*** Block opens ***
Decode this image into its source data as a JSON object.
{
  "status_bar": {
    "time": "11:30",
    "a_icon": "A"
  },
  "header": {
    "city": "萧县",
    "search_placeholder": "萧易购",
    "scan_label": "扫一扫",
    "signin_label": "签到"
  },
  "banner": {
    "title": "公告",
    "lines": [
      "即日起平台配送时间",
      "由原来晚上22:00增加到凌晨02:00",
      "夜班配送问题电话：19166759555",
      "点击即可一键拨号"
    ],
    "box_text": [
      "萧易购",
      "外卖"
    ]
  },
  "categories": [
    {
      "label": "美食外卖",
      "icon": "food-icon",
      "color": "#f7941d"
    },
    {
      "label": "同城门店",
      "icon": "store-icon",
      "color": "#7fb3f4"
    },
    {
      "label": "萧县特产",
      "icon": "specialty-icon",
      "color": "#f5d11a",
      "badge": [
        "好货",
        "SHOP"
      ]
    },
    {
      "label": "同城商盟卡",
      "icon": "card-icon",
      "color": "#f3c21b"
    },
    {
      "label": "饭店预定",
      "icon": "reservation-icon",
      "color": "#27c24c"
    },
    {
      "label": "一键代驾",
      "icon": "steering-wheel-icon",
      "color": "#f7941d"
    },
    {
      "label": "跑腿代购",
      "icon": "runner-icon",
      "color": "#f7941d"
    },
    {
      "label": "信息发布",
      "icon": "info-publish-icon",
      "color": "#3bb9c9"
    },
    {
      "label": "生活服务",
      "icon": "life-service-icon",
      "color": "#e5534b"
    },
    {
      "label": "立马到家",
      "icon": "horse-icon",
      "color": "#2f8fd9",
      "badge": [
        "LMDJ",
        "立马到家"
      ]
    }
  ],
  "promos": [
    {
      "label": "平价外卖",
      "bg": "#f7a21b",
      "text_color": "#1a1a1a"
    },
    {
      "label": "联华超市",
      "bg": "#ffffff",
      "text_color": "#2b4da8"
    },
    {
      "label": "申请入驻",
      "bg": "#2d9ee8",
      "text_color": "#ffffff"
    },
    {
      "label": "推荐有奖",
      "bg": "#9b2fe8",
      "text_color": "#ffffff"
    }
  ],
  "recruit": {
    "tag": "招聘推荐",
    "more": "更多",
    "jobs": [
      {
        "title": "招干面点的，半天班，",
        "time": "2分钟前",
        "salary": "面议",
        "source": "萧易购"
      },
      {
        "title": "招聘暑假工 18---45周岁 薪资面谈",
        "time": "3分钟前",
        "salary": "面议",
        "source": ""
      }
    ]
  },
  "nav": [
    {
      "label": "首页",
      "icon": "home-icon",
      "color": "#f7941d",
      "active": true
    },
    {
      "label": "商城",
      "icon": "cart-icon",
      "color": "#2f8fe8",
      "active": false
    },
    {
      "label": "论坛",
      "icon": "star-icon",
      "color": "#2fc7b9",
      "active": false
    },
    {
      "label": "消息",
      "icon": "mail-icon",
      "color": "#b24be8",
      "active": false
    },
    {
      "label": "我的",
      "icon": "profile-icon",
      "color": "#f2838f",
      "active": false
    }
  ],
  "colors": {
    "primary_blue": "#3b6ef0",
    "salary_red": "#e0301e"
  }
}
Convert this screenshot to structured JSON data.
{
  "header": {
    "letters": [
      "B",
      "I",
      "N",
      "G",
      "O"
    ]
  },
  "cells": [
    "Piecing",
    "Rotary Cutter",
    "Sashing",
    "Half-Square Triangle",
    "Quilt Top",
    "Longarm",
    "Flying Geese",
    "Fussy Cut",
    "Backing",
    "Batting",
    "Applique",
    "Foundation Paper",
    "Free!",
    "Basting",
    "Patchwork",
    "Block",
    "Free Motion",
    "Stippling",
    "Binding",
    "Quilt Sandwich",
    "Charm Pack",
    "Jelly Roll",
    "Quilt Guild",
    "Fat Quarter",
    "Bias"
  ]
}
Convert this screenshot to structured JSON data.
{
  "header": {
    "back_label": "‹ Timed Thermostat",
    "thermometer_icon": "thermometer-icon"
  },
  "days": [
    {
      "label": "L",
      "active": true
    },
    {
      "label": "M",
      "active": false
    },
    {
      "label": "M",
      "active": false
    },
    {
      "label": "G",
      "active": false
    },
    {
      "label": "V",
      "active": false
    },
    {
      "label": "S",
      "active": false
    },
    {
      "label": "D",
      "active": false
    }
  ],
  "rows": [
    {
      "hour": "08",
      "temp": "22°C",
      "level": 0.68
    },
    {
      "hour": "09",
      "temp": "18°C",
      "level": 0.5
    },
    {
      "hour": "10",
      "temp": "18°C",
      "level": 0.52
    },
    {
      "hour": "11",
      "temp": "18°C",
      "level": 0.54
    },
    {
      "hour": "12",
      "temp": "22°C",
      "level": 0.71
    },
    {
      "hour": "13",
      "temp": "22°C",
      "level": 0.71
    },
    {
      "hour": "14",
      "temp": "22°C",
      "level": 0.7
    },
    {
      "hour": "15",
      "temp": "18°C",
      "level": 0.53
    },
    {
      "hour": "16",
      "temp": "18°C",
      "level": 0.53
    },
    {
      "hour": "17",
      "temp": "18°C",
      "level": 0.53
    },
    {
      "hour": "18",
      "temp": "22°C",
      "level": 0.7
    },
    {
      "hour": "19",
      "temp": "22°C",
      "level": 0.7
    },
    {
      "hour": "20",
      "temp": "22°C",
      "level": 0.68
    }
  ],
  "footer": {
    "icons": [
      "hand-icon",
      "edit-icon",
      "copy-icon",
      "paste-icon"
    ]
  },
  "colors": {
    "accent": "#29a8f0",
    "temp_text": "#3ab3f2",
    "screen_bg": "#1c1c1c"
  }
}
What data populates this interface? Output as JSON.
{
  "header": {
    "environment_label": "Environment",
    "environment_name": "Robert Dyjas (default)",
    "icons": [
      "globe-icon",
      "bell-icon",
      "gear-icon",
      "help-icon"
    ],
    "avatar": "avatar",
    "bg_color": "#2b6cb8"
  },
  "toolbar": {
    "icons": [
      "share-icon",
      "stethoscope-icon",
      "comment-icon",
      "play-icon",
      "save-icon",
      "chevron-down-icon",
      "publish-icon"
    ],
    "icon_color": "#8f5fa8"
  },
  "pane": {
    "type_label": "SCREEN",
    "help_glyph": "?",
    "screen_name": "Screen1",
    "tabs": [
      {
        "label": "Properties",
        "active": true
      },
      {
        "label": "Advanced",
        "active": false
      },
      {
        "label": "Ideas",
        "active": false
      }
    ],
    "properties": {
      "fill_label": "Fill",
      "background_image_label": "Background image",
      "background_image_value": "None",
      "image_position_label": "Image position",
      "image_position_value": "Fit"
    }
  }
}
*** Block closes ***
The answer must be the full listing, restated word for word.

_Response to this exercise_.
Decode this image into its source data as a JSON object.
{
  "status_bar": {
    "time": "11:30",
    "a_icon": "A"
  },
  "header": {
    "city": "萧县",
    "search_placeholder": "萧易购",
    "scan_label": "扫一扫",
    "signin_label": "签到"
  },
  "banner": {
    "title": "公告",
    "lines": [
      "即日起平台配送时间",
      "由原来晚上22:00增加到凌晨02:00",
      "夜班配送问题电话：19166759555",
      "点击即可一键拨号"
    ],
    "box_text": [
      "萧易购",
      "外卖"
    ]
  },
  "categories": [
    {
      "label": "美食外卖",
      "icon": "food-icon",
      "color": "#f7941d"
    },
    {
      "label": "同城门店",
      "icon": "store-icon",
      "color": "#7fb3f4"
    },
    {
      "label": "萧县特产",
      "icon": "specialty-icon",
      "color": "#f5d11a",
      "badge": [
        "好货",
        "SHOP"
      ]
    },
    {
      "label": "同城商盟卡",
      "icon": "card-icon",
      "color": "#f3c21b"
    },
    {
      "label": "饭店预定",
      "icon": "reservation-icon",
      "color": "#27c24c"
    },
    {
      "label": "一键代驾",
      "icon": "steering-wheel-icon",
      "color": "#f7941d"
    },
    {
      "label": "跑腿代购",
      "icon": "runner-icon",
      "color": "#f7941d"
    },
    {
      "label": "信息发布",
      "icon": "info-publish-icon",
      "color": "#3bb9c9"
    },
    {
      "label": "生活服务",
      "icon": "life-service-icon",
      "color": "#e5534b"
    },
    {
      "label": "立马到家",
      "icon": "horse-icon",
      "color": "#2f8fd9",
      "badge": [
        "LMDJ",
        "立马到家"
      ]
    }
  ],
  "promos": [
    {
      "label": "平价外卖",
      "bg": "#f7a21b",
      "text_color": "#1a1a1a"
    },
    {
      "label": "联华超市",
      "bg": "#ffffff",
      "text_color": "#2b4da8"
    },
    {
      "label": "申请入驻",
      "bg": "#2d9ee8",
      "text_color": "#ffffff"
    },
    {
      "label": "推荐有奖",
      "bg": "#9b2fe8",
      "text_color": "#ffffff"
    }
  ],
  "recruit": {
    "tag": "招聘推荐",
    "more": "更多",
    "jobs": [
      {
        "title": "招干面点的，半天班，",
        "time": "2分钟前",
        "salary": "面议",
        "source": "萧易购"
      },
      {
        "title": "招聘暑假工 18---45周岁 薪资面谈",
        "time": "3分钟前",
        "salary": "面议",
        "source": ""
      }
    ]
  },
  "nav": [
    {
      "label": "首页",
      "icon": "home-icon",
      "color": "#f7941d",
      "active": true
    },
    {
      "label": "商城",
      "icon": "cart-icon",
      "color": "#2f8fe8",
      "active": false
    },
    {
      "label": "论坛",
      "icon": "star-icon",
      "color": "#2fc7b9",
      "active": false
    },
    {
      "label": "消息",
      "icon": "mail-icon",
      "color": "#b24be8",
      "active": false
    },
    {
      "label": "我的",
      "icon": "profile-icon",
      "color": "#f2838f",
      "active": false
    }
  ],
  "colors": {
    "primary_blue": "#3b6ef0",
    "salary_red": "#e0301e"
  }
}
Convert this screenshot to structured JSON data.
{
  "header": {
    "letters": [
      "B",
      "I",
      "N",
      "G",
      "O"
    ]
  },
  "cells": [
    "Piecing",
    "Rotary Cutter",
    "Sashing",
    "Half-Square Triangle",
    "Quilt Top",
    "Longarm",
    "Flying Geese",
    "Fussy Cut",
    "Backing",
    "Batting",
    "Applique",
    "Foundation Paper",
    "Free!",
    "Basting",
    "Patchwork",
    "Block",
    "Free Motion",
    "Stippling",
    "Binding",
    "Quilt Sandwich",
    "Charm Pack",
    "Jelly Roll",
    "Quilt Guild",
    "Fat Quarter",
    "Bias"
  ]
}
Convert this screenshot to structured JSON data.
{
  "header": {
    "back_label": "‹ Timed Thermostat",
    "thermometer_icon": "thermometer-icon"
  },
  "days": [
    {
      "label": "L",
      "active": true
    },
    {
      "label": "M",
      "active": false
    },
    {
      "label": "M",
      "active": false
    },
    {
      "label": "G",
      "active": false
    },
    {
      "label": "V",
      "active": false
    },
    {
      "label": "S",
      "active": false
    },
    {
      "label": "D",
      "active": false
    }
  ],
  "rows": [
    {
      "hour": "08",
      "temp": "22°C",
      "level": 0.68
    },
    {
      "hour": "09",
      "temp": "18°C",
      "level": 0.5
    },
    {
      "hour": "10",
      "temp": "18°C",
      "level": 0.52
    },
    {
      "hour": "11",
      "temp": "18°C",
      "level": 0.54
    },
    {
      "hour": "12",
      "temp": "22°C",
      "level": 0.71
    },
    {
      "hour": "13",
      "temp": "22°C",
      "level": 0.71
    },
    {
      "hour": "14",
      "temp": "22°C",
      "level": 0.7
    },
    {
      "hour": "15",
      "temp": "18°C",
      "level": 0.53
    },
    {
      "hour": "16",
      "temp": "18°C",
      "level": 0.53
    },
    {
      "hour": "17",
      "temp": "18°C",
      "level": 0.53
    },
    {
      "hour": "18",
      "temp": "22°C",
      "level": 0.7
    },
    {
      "hour": "19",
      "temp": "22°C",
      "level": 0.7
    },
    {
      "hour": "20",
      "temp": "22°C",
      "level": 0.68
    }
  ],
  "footer": {
    "icons": [
      "hand-icon",
      "edit-icon",
      "copy-icon",
      "paste-icon"
    ]
  },
  "colors": {
    "accent": "#29a8f0",
    "temp_text": "#3ab3f2",
    "screen_bg": "#1c1c1c"
  }
}
What data populates this interface? Output as JSON.
{
  "header": {
    "environment_label": "Environment",
    "environment_name": "Robert Dyjas (default)",
    "icons": [
      "globe-icon",
      "bell-icon",
      "gear-icon",
      "help-icon"
    ],
    "avatar": "avatar",
    "bg_color": "#2b6cb8"
  },
  "toolbar": {
    "icons": [
      "share-icon",
      "stethoscope-icon",
      "comment-icon",
      "play-icon",
      "save-icon",
      "chevron-down-icon",
      "publish-icon"
    ],
    "icon_color": "#8f5fa8"
  },
  "pane": {
    "type_label": "SCREEN",
    "help_glyph": "?",
    "screen_name": "Screen1",
    "tabs": [
      {
        "label": "Properties",
        "active": true
      },
      {
        "label": "Advanced",
        "active": false
      },
      {
        "label": "Ideas",
        "active": false
      }
    ],
    "properties": {
      "fill_label": "Fill",
      "background_image_label": "Background image",
      "background_image_value": "None",
      "image_position_label": "Image position",
      "image_position_value": "Fit"
    }
  }
}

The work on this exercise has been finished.